By: Tiffanie Benfer, Esq.
Sometimes it can be penny wise and pound foolish to take action against an employee without a clear understanding of the law.
In Brown v. Nutrition Management Services Co., a decision of the Eastern District of Pennsylvania released on January 30, the court found that the company’s failure to have an attorney research the requirements of the Family and Medical Leave Act (“FMLA”) meant that the company had not acted in “good faith.” This finding cost Nutrition Management Services over $80,000 in additional liquidated damages.

The FMLA provides that an employee whose employment is terminated in violation of the FMLA is entitled to lost wages, interest, and – if the employer has not acted in good faith – liquidated damages equal to the amount of lost wages. In other words, if the employer cannot show that it acted in good faith, the employee will receive double the lost wages.
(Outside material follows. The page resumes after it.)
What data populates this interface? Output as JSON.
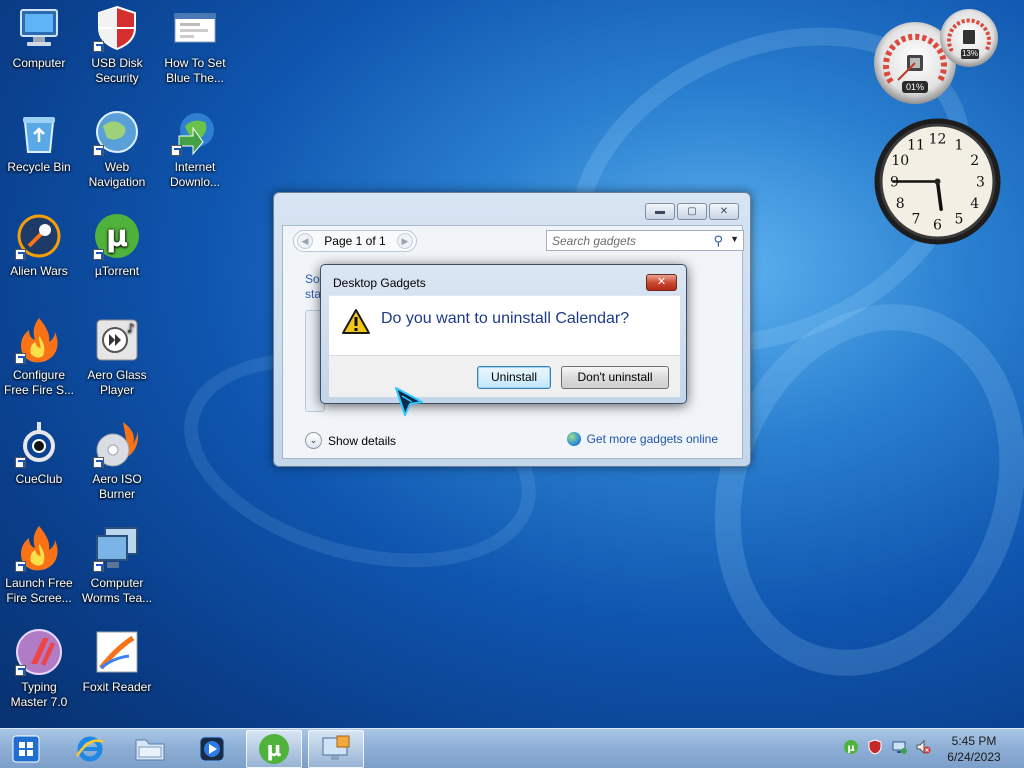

In Brown v. Nutrition Management Services Co, Melissa Brown was the food service director for a nursing home. When the nursing home contracted with Nutrition Management Services to manage food services, she continued on in her job with Nutrition Management Services as her new employer. She was fired after announcing her pregnancy, and brought suit alleging that her employer had interfered with her right to take leave under the FMLA. (This raises an obvious question of why she did not sue for Pregnancy Discrimination under the Pregnancy Discrimination Act. My guess is that she missed the PDA’s very short statute of limitations, but that she was able to bring an FMLA claim under its longer 2 year statute of limitations.)
Nutrition Management Services’ director of HR was also an attorney. He came to the conclusion that Ms. Brown hadn’t worked for the company long enough to qualify for FMLA leave. However, he did not specifically research the issue of whether her previous employment should count toward the time requirements of the FMLA, nor did the company hire outside counsel to look at this issue.
This failure to do basic legal research led the court to conclude that the termination of Ms. Brown’s employment was not in good faith and to impose liquidated damages in excess of 80 grand. Ouch.